Saifullah was tired of his exhausting job as a blacksmith in a Pakistani village when a friend suggested he join the jihad, or holy war, against United States troops in Afghanistan.
The 20-year-old, who shared a simple mud-brick house with his father, mother and a brother, told Agence France-Presse he wasn’t sure whether to accept the call to fight in the country of his forefathers or to continue with his hammer and anvil.
”If you kill one American soldier, then you can keep his money, his gun, boots and clothes,” he recalled his friend saying.
”And if I die?” Saifullah said he asked of the young man, himself a recruit of Taliban commander Mullah Samad who is said to be close to the fugitive leader of the ousted extremist Taliban regime, Mullah Omar.
”If you die, you will get seven virgin ‘houris’ in paradise,” the man said, referring to the virgin angels the Muslim holy book, the Qur’an, says awaits good Muslims, especially martyrs, when they die.
”I accepted,” Saifullah said on Tuesday from his hospital bed in the dusty Afghan border town of Spin Boldak hours after being shot in the legs in a clash with Afghan tribesmen.
He and nine other Taliban recruits — all descendants of Afghan refugees in Pakistan — were attacked late on Monday by the chief of Loy Kariz village, about 50km from Spin Boldak, and his men.
They had been in the village under the command of Mullah Samad to look for and kill US troops and their ”spies”. They had also set up roadblocks to interrogate clean-shaven men and confiscate cassettes, in line with the Taliban’s doctrine that shaving and listening to music are ”un-Islamic”.
Two of Saifullah’s comrades were killed in the clash. His own dreams were shattered when his injured hands were tied behind his back and he and another wounded fighter were handed over to Afghan security forces.
The young blacksmith’s experience of jihad had lasted 72 hours from the time of his recruitment.
Abdul Wasey Alakozai, the police chief of Spin Boldak, said one of the rebels had detonated a grenade at his feet, in a suicide attack, when he realised he would be arrested.
The rebel and a villager were killed and 14 other locals were wounded, Alakozai said.
The incident is a rare example of villagers taking on the Taliban, who are leading a guerrilla-style insurgency plaguing southern and eastern Afghanistan almost since the hardliners were overthrown in a United States-led invasion in late 2001.
The regime was toppled after it refused to hand over Osama bin Laden, the alleged mastermind of the September 11, 2001 attacks on US cities.
Most of the ousted government and its al-Qaeda allies fled to Pakistan, according to Afghan officials.
Since then, they have been crossing the poorly controlled 2 400km border to carry out attacks on Afghan and foreign targets inside Afghanistan.
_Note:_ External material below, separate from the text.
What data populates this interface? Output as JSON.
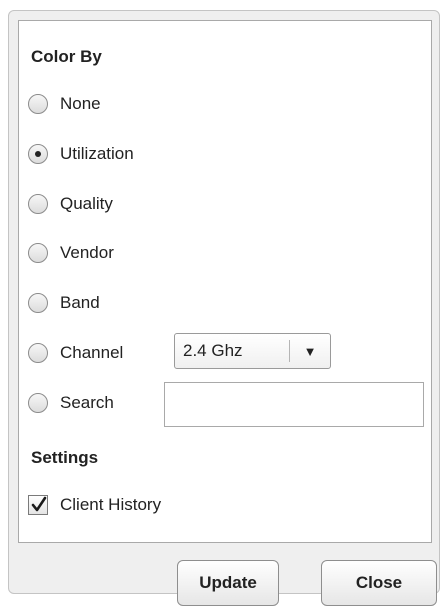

”Mullah Samad gave me a gun on the border,” recalled Saifullah, who like many Afghans uses only one name. He and the others walked 48 hours to reach Loya Kariz village, he said.
Alakozai and Asadullah Khalid, governor of Kandahar province which includes Spin Boldak, admitted they did not have enough security forces to control the rugged border.
But Khalid also blamed Pakistan for propping up the militants. ”They have training facilities in Pakistan and are being supported down there,” he said in Kandahar.
To support his claims, the governor said three of about 20 suspected rebels arrested in recent days for allegedly plotting attacks were Pakistani citizens.
He said they were planning suicide attacks — which have spiked in Afghanistan with at least 20 in the past four months in a trend analysts say shows rebels have adopted Iraq-style tactics.
On January 15, a senior Canadian diplomat was killed and three Canadian soldiers were injured in a suicide attack in Kandahar.
The governor said the Taliban fighters had some support among Afghans in villages along the border, although this was low.
From his hospital bed, the body of one of his slain fellow recruits nearby, Saifullah agreed, saying his band of men had no problem moving through the area until they were stopped by the village chief and his men.
Mullah Samad had even been allowed to use a loudspeaker atop the Loya Kariz mosque to call people to jihad. He remembered the message as: ”Join us in jihad. If you don’t join us, God will punish you.” – AFP